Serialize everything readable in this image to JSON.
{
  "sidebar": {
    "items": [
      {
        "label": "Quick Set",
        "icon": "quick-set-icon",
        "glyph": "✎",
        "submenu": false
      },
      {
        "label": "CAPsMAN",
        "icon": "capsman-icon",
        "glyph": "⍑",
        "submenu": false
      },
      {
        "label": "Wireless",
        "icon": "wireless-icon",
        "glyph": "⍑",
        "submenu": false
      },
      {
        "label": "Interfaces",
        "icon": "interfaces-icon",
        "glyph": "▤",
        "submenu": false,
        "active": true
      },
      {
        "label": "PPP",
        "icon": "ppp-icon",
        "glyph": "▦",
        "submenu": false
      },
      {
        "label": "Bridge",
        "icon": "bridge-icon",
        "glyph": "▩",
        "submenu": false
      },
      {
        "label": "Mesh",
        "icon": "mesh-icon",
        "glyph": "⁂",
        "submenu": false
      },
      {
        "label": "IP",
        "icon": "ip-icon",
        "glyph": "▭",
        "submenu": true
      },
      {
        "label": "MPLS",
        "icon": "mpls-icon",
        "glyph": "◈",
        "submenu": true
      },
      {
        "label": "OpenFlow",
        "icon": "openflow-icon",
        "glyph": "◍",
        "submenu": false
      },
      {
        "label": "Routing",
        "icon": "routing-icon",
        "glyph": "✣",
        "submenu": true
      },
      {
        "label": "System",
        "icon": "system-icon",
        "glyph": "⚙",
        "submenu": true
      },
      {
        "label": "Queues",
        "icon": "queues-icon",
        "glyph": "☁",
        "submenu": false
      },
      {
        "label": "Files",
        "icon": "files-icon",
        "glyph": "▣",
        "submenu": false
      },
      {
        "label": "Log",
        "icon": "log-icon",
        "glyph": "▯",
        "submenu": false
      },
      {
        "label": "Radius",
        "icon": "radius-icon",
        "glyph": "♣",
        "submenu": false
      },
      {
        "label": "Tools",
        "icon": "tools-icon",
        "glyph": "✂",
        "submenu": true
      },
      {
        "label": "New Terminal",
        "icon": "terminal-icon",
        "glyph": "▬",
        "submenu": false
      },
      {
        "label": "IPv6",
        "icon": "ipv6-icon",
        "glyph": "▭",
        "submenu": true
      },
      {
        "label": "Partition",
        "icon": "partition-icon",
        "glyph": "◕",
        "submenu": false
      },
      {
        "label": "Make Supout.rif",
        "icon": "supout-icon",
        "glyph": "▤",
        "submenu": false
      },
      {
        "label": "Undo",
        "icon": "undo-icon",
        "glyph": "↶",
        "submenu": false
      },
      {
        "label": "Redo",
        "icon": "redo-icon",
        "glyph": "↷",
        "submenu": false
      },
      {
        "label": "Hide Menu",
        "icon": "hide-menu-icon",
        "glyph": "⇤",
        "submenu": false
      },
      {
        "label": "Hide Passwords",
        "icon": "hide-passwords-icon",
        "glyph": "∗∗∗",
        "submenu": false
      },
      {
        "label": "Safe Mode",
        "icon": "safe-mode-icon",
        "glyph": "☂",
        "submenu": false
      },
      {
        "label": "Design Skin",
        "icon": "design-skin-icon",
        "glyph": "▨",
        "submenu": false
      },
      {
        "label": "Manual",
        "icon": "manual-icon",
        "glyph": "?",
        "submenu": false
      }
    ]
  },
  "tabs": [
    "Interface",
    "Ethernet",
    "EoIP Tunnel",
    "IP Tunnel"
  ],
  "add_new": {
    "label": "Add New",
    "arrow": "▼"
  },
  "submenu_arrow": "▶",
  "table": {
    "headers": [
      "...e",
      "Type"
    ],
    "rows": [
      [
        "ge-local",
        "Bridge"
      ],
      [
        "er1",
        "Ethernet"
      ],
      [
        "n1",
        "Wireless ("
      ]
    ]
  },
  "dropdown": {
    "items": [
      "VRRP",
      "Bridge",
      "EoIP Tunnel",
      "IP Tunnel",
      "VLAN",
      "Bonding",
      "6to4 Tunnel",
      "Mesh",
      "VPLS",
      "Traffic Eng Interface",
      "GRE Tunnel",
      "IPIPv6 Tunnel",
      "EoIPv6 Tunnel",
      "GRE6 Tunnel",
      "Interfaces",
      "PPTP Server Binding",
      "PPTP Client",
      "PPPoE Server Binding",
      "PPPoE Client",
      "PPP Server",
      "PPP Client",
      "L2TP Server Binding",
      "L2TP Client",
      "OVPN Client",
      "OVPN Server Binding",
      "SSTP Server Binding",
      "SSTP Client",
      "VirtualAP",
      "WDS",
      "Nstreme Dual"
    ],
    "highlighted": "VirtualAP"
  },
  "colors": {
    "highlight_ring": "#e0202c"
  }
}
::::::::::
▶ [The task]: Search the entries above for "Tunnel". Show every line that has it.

▶ [The completed task]:
    "EoIP Tunnel",
    "IP Tunnel"
      "EoIP Tunnel",
      "IP Tunnel",
      "6to4 Tunnel",
      "GRE Tunnel",
      "IPIPv6 Tunnel",
      "EoIPv6 Tunnel",
      "GRE6 Tunnel",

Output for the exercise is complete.